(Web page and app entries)
########

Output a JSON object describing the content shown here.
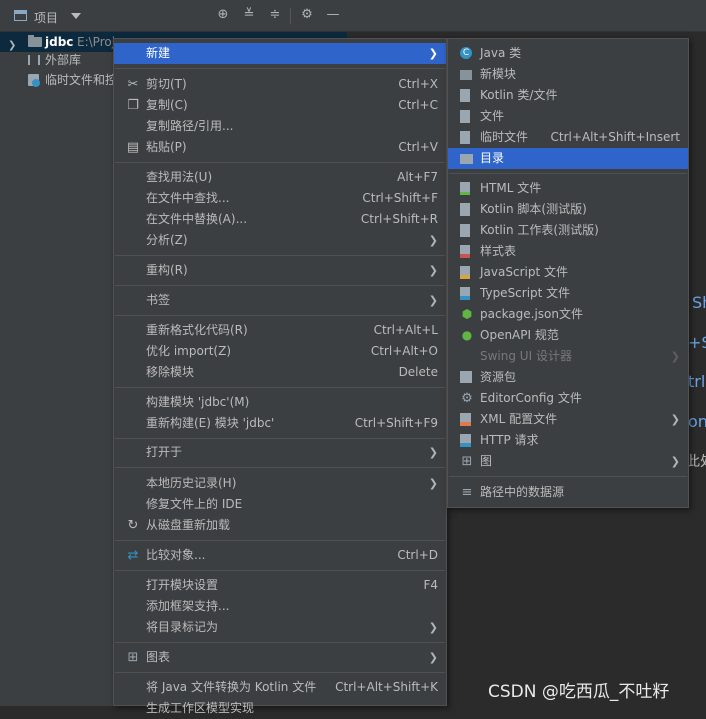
{
  "panel": {
    "title": "项目",
    "header_icons": [
      "locate-icon",
      "expand-all-icon",
      "collapse-all-icon",
      "gear-icon",
      "minimize-icon"
    ]
  },
  "tree": {
    "items": [
      {
        "label": "jdbc",
        "path": "E:\\Proje",
        "icon": "module-folder-icon"
      },
      {
        "label": "外部库",
        "icon": "library-icon"
      },
      {
        "label": "临时文件和控",
        "icon": "scratch-icon"
      }
    ]
  },
  "context_menu": {
    "items": [
      {
        "label": "新建",
        "shortcut": "",
        "submenu": true,
        "highlighted": true
      },
      {
        "label": "剪切(T)",
        "shortcut": "Ctrl+X",
        "icon": "scissors-icon"
      },
      {
        "label": "复制(C)",
        "shortcut": "Ctrl+C",
        "icon": "copy-icon"
      },
      {
        "label": "复制路径/引用...",
        "shortcut": ""
      },
      {
        "label": "粘贴(P)",
        "shortcut": "Ctrl+V",
        "icon": "paste-icon"
      },
      {
        "label": "查找用法(U)",
        "shortcut": "Alt+F7"
      },
      {
        "label": "在文件中查找...",
        "shortcut": "Ctrl+Shift+F"
      },
      {
        "label": "在文件中替换(A)...",
        "shortcut": "Ctrl+Shift+R"
      },
      {
        "label": "分析(Z)",
        "shortcut": "",
        "submenu": true
      },
      {
        "label": "重构(R)",
        "shortcut": "",
        "submenu": true
      },
      {
        "label": "书签",
        "shortcut": "",
        "submenu": true
      },
      {
        "label": "重新格式化代码(R)",
        "shortcut": "Ctrl+Alt+L"
      },
      {
        "label": "优化 import(Z)",
        "shortcut": "Ctrl+Alt+O"
      },
      {
        "label": "移除模块",
        "shortcut": "Delete"
      },
      {
        "label": "构建模块 'jdbc'(M)",
        "shortcut": ""
      },
      {
        "label": "重新构建(E) 模块 'jdbc'",
        "shortcut": "Ctrl+Shift+F9"
      },
      {
        "label": "打开于",
        "shortcut": "",
        "submenu": true
      },
      {
        "label": "本地历史记录(H)",
        "shortcut": "",
        "submenu": true
      },
      {
        "label": "修复文件上的 IDE",
        "shortcut": ""
      },
      {
        "label": "从磁盘重新加载",
        "shortcut": "",
        "icon": "reload-icon"
      },
      {
        "label": "比较对象...",
        "shortcut": "Ctrl+D",
        "icon": "compare-icon"
      },
      {
        "label": "打开模块设置",
        "shortcut": "F4"
      },
      {
        "label": "添加框架支持...",
        "shortcut": ""
      },
      {
        "label": "将目录标记为",
        "shortcut": "",
        "submenu": true
      },
      {
        "label": "图表",
        "shortcut": "",
        "submenu": true,
        "icon": "diagram-icon"
      },
      {
        "label": "将 Java 文件转换为 Kotlin 文件",
        "shortcut": "Ctrl+Alt+Shift+K"
      },
      {
        "label": "生成工作区模型实现",
        "shortcut": ""
      }
    ]
  },
  "submenu_new": {
    "items": [
      {
        "label": "Java 类",
        "shortcut": "",
        "icon": "java-class-icon"
      },
      {
        "label": "新模块",
        "shortcut": "",
        "icon": "module-icon"
      },
      {
        "label": "Kotlin 类/文件",
        "shortcut": "",
        "icon": "kotlin-file-icon"
      },
      {
        "label": "文件",
        "shortcut": "",
        "icon": "file-icon"
      },
      {
        "label": "临时文件",
        "shortcut": "Ctrl+Alt+Shift+Insert",
        "icon": "scratch-file-icon"
      },
      {
        "label": "目录",
        "shortcut": "",
        "icon": "folder-icon",
        "highlighted": true
      },
      {
        "label": "HTML 文件",
        "shortcut": "",
        "icon": "html-icon"
      },
      {
        "label": "Kotlin 脚本(测试版)",
        "shortcut": "",
        "icon": "kotlin-script-icon"
      },
      {
        "label": "Kotlin 工作表(测试版)",
        "shortcut": "",
        "icon": "kotlin-worksheet-icon"
      },
      {
        "label": "样式表",
        "shortcut": "",
        "icon": "css-icon"
      },
      {
        "label": "JavaScript 文件",
        "shortcut": "",
        "icon": "javascript-icon"
      },
      {
        "label": "TypeScript 文件",
        "shortcut": "",
        "icon": "typescript-icon"
      },
      {
        "label": "package.json文件",
        "shortcut": "",
        "icon": "nodejs-icon"
      },
      {
        "label": "OpenAPI 规范",
        "shortcut": "",
        "icon": "openapi-icon"
      },
      {
        "label": "Swing UI 设计器",
        "shortcut": "",
        "submenu": true,
        "disabled": true
      },
      {
        "label": "资源包",
        "shortcut": "",
        "icon": "resource-bundle-icon"
      },
      {
        "label": "EditorConfig 文件",
        "shortcut": "",
        "icon": "editorconfig-gear-icon"
      },
      {
        "label": "XML 配置文件",
        "shortcut": "",
        "submenu": true,
        "icon": "xml-icon"
      },
      {
        "label": "HTTP 请求",
        "shortcut": "",
        "icon": "http-request-icon"
      },
      {
        "label": "图",
        "shortcut": "",
        "submenu": true,
        "icon": "diagram-icon"
      },
      {
        "label": "路径中的数据源",
        "shortcut": "",
        "icon": "datasource-icon"
      }
    ]
  },
  "editor_fragments": [
    "Sh",
    "+S",
    "trl+",
    "on",
    "此处"
  ],
  "watermark": "CSDN @吃西瓜_不吐籽",
  "colors": {
    "menu_bg": "#3c3f41",
    "highlight": "#2f65ca",
    "editor_bg": "#2b2b2b",
    "selection": "#0d293e"
  }
}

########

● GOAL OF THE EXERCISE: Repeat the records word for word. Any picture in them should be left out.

● RESULT FOR THIS TASK:
Output a JSON object describing the content shown here.
{
  "panel": {
    "title": "项目",
    "header_icons": [
      "locate-icon",
      "expand-all-icon",
      "collapse-all-icon",
      "gear-icon",
      "minimize-icon"
    ]
  },
  "tree": {
    "items": [
      {
        "label": "jdbc",
        "path": "E:\\Proje",
        "icon": "module-folder-icon"
      },
      {
        "label": "外部库",
        "icon": "library-icon"
      },
      {
        "label": "临时文件和控",
        "icon": "scratch-icon"
      }
    ]
  },
  "context_menu": {
    "items": [
      {
        "label": "新建",
        "shortcut": "",
        "submenu": true,
        "highlighted": true
      },
      {
        "label": "剪切(T)",
        "shortcut": "Ctrl+X",
        "icon": "scissors-icon"
      },
      {
        "label": "复制(C)",
        "shortcut": "Ctrl+C",
        "icon": "copy-icon"
      },
      {
        "label": "复制路径/引用...",
        "shortcut": ""
      },
      {
        "label": "粘贴(P)",
        "shortcut": "Ctrl+V",
        "icon": "paste-icon"
      },
      {
        "label": "查找用法(U)",
        "shortcut": "Alt+F7"
      },
      {
        "label": "在文件中查找...",
        "shortcut": "Ctrl+Shift+F"
      },
      {
        "label": "在文件中替换(A)...",
        "shortcut": "Ctrl+Shift+R"
      },
      {
        "label": "分析(Z)",
        "shortcut": "",
        "submenu": true
      },
      {
        "label": "重构(R)",
        "shortcut": "",
        "submenu": true
      },
      {
        "label": "书签",
        "shortcut": "",
        "submenu": true
      },
      {
        "label": "重新格式化代码(R)",
        "shortcut": "Ctrl+Alt+L"
      },
      {
        "label": "优化 import(Z)",
        "shortcut": "Ctrl+Alt+O"
      },
      {
        "label": "移除模块",
        "shortcut": "Delete"
      },
      {
        "label": "构建模块 'jdbc'(M)",
        "shortcut": ""
      },
      {
        "label": "重新构建(E) 模块 'jdbc'",
        "shortcut": "Ctrl+Shift+F9"
      },
      {
        "label": "打开于",
        "shortcut": "",
        "submenu": true
      },
      {
        "label": "本地历史记录(H)",
        "shortcut": "",
        "submenu": true
      },
      {
        "label": "修复文件上的 IDE",
        "shortcut": ""
      },
      {
        "label": "从磁盘重新加载",
        "shortcut": "",
        "icon": "reload-icon"
      },
      {
        "label": "比较对象...",
        "shortcut": "Ctrl+D",
        "icon": "compare-icon"
      },
      {
        "label": "打开模块设置",
        "shortcut": "F4"
      },
      {
        "label": "添加框架支持...",
        "shortcut": ""
      },
      {
        "label": "将目录标记为",
        "shortcut": "",
        "submenu": true
      },
      {
        "label": "图表",
        "shortcut": "",
        "submenu": true,
        "icon": "diagram-icon"
      },
      {
        "label": "将 Java 文件转换为 Kotlin 文件",
        "shortcut": "Ctrl+Alt+Shift+K"
      },
      {
        "label": "生成工作区模型实现",
        "shortcut": ""
      }
    ]
  },
  "submenu_new": {
    "items": [
      {
        "label": "Java 类",
        "shortcut": "",
        "icon": "java-class-icon"
      },
      {
        "label": "新模块",
        "shortcut": "",
        "icon": "module-icon"
      },
      {
        "label": "Kotlin 类/文件",
        "shortcut": "",
        "icon": "kotlin-file-icon"
      },
      {
        "label": "文件",
        "shortcut": "",
        "icon": "file-icon"
      },
      {
        "label": "临时文件",
        "shortcut": "Ctrl+Alt+Shift+Insert",
        "icon": "scratch-file-icon"
      },
      {
        "label": "目录",
        "shortcut": "",
        "icon": "folder-icon",
        "highlighted": true
      },
      {
        "label": "HTML 文件",
        "shortcut": "",
        "icon": "html-icon"
      },
      {
        "label": "Kotlin 脚本(测试版)",
        "shortcut": "",
        "icon": "kotlin-script-icon"
      },
      {
        "label": "Kotlin 工作表(测试版)",
        "shortcut": "",
        "icon": "kotlin-worksheet-icon"
      },
      {
        "label": "样式表",
        "shortcut": "",
        "icon": "css-icon"
      },
      {
        "label": "JavaScript 文件",
        "shortcut": "",
        "icon": "javascript-icon"
      },
      {
        "label": "TypeScript 文件",
        "shortcut": "",
        "icon": "typescript-icon"
      },
      {
        "label": "package.json文件",
        "shortcut": "",
        "icon": "nodejs-icon"
      },
      {
        "label": "OpenAPI 规范",
        "shortcut": "",
        "icon": "openapi-icon"
      },
      {
        "label": "Swing UI 设计器",
        "shortcut": "",
        "submenu": true,
        "disabled": true
      },
      {
        "label": "资源包",
        "shortcut": "",
        "icon": "resource-bundle-icon"
      },
      {
        "label": "EditorConfig 文件",
        "shortcut": "",
        "icon": "editorconfig-gear-icon"
      },
      {
        "label": "XML 配置文件",
        "shortcut": "",
        "submenu": true,
        "icon": "xml-icon"
      },
      {
        "label": "HTTP 请求",
        "shortcut": "",
        "icon": "http-request-icon"
      },
      {
        "label": "图",
        "shortcut": "",
        "submenu": true,
        "icon": "diagram-icon"
      },
      {
        "label": "路径中的数据源",
        "shortcut": "",
        "icon": "datasource-icon"
      }
    ]
  },
  "editor_fragments": [
    "Sh",
    "+S",
    "trl+",
    "on",
    "此处"
  ],
  "watermark": "CSDN @吃西瓜_不吐籽",
  "colors": {
    "menu_bg": "#3c3f41",
    "highlight": "#2f65ca",
    "editor_bg": "#2b2b2b",
    "selection": "#0d293e"
  }
}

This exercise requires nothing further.